Recognise Somaliland's democracy-Obervers
Africa Social

Recognise Somaliland’s democracy-Obervers

International observers of the local and parliament elections in Somaliland say the World should recognize the democratic ideals of the country after holding free, fair, and credible parliamentary and municipality elections last week.

The observers under the Brenthurst Foundation based in South Africa further said Africa should support Somaliland after the exercise.

Dr. Greg Mills, director of The Brenthurst Foundation said the conduct of the election illustrates overall the existence of an effective state governed by its own unique form of social contract.

“This was the eighth democratic election in Somaliland, strengthening is its democratic tradition in a region not known for its democratic character.

This should be recognised by the world and especially supported by Africa,” stated the observers.

“Voting was generally peaceful, characterised by high levels of trust and enthusiasm from the electorate, which assisted in overcoming any frailties in the election management.

The conduct of the election illustrates overall the existence of an effective state governed by its own unique form of social contract,” the observers added.

They said that the National Electoral Commission effectively administered a complex and logistically demanding election, with scope for improvements according to its own regulations and laws.

“In Somaliland the software appears to work exceptionally well despite the rudimentary conditions and widespread poverty, centering on the trust and implicit confidence in the NEC.

The hardware is a secondary tool and consideration in these circumstances.”

According to the observers, the Somaliland proportional representation system is complex, especially for illiterate voters but the lack of a winner-take-all system makes for a political system where loss does not mean dramatic ethnic exclusion from power and economic opportunity.

“The calm that characterised the process, the lack of party rancor on the day not only demonstrates people’s implicit confidence in the process but that Somaliland has used its own permutation of a modern democratic model to manage intra-clan cleavages.”

The observers also delved in the age basic age limit for voters. “ Allowing 15-year old voters is a striking feature of Somaliland’s democracy, but may assist in empowering a sense of responsibility and assist, too, including a critical and large demographic.”

They said  Somaliland has built on peace based organically on social consensus from the bottom up and developed a stable political environment centered around democratic participation which contains tensions and mediates conflict through democratic choice.

“This was noteworthy during the elections which took place on 31 May 2021. − The three political parties contesting the election share a view that there is democratic progress.

Although conditions were sometimes rudimentary, a can-do, consensus-based approach by all political parties and officials quickly resolved problems to the satisfaction of all.”

 They said the security officers played a big role in ensuring the process went on smoothly.

 “On election day there was a prominent presence of security officials who were preoccupied with managing queues which threatened to become disruptive in some locations. No security force interference with voting in any polling station was observed.”
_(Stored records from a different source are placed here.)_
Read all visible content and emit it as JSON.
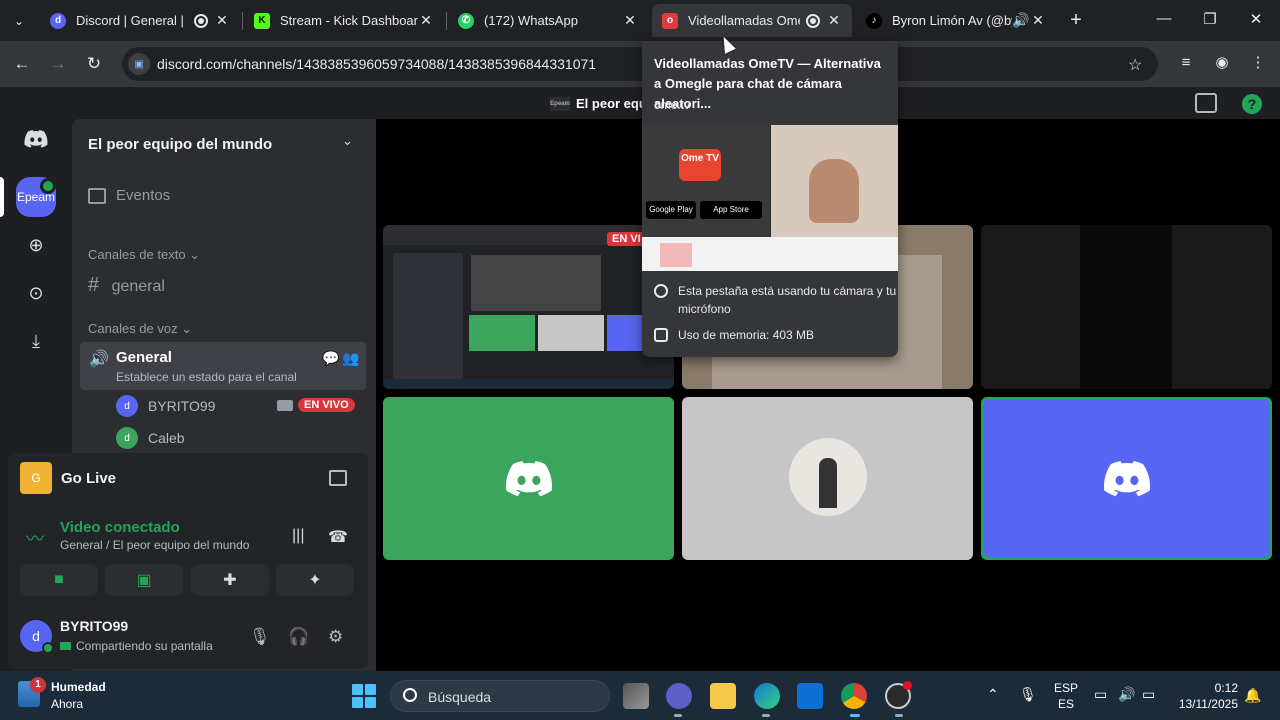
{
  "browser": {
    "tabs": [
      {
        "title": "Discord | General | El",
        "icon": "discord-icon",
        "color": "#5865f2",
        "recording": true
      },
      {
        "title": "Stream - Kick Dashboard",
        "icon": "kick-icon",
        "color": "#53fc18",
        "recording": false
      },
      {
        "title": "(172) WhatsApp",
        "icon": "whatsapp-icon",
        "color": "#25d366",
        "recording": false
      },
      {
        "title": "Videollamadas Ome",
        "icon": "ometv-icon",
        "color": "#e03c3c",
        "recording": true
      },
      {
        "title": "Byron Limón Av (@by",
        "icon": "tiktok-icon",
        "color": "#000000",
        "recording": false
      }
    ],
    "url": "discord.com/channels/1438385396059734088/1438385396844331071"
  },
  "popup": {
    "title": "Videollamadas OmeTV — Alternativa a Omegle para chat de cámara aleatori...",
    "domain": "ome.tv",
    "preview": {
      "logo": "Ome TV",
      "google_play": "Google Play",
      "app_store": "App Store"
    },
    "camera_notice": "Esta pestaña está usando tu cámara y tu micrófono",
    "memory": "Uso de memoria: 403 MB"
  },
  "discord": {
    "top_title": "El peor equipo",
    "server_name": "El peor equipo del mundo",
    "guild_label": "Epeam",
    "events": "Eventos",
    "text_category": "Canales de texto",
    "text_channel": "general",
    "voice_category": "Canales de voz",
    "voice_channel": {
      "name": "General",
      "status": "Establece un estado para el canal"
    },
    "voice_users": [
      {
        "name": "BYRITO99",
        "live": "EN VIVO"
      },
      {
        "name": "Caleb"
      }
    ],
    "go_live": {
      "title": "Go Live",
      "thumb_letter": "G"
    },
    "voice_connected": {
      "title": "Video conectado",
      "subtitle": "General / El peor equipo del mundo"
    },
    "user": {
      "name": "BYRITO99",
      "status": "Compartiendo su pantalla"
    },
    "stage": {
      "stream_badge": "EN VI"
    }
  },
  "taskbar": {
    "weather_badge": "1",
    "weather_title": "Humedad",
    "weather_sub": "Ahora",
    "search_placeholder": "Búsqueda",
    "lang_top": "ESP",
    "lang_bottom": "ES",
    "time": "0:12",
    "date": "13/11/2025"
  }
}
 “The election was observed by two international missions and a large, independent domestic NGO mission which deployed over 900 monitors to polling stations.

The NEC cooperated with and shared information freely with these observers and availed its leadership to brief and inform the delegations as requested.

International monitors and observers were welcomed everywhere they went and even honoured in some polling stations.

“From what the Brenthurst Foundation’s mission saw during its period and scope of observation, the 31 May 2021 Somaliland election process was free, fair and credible.”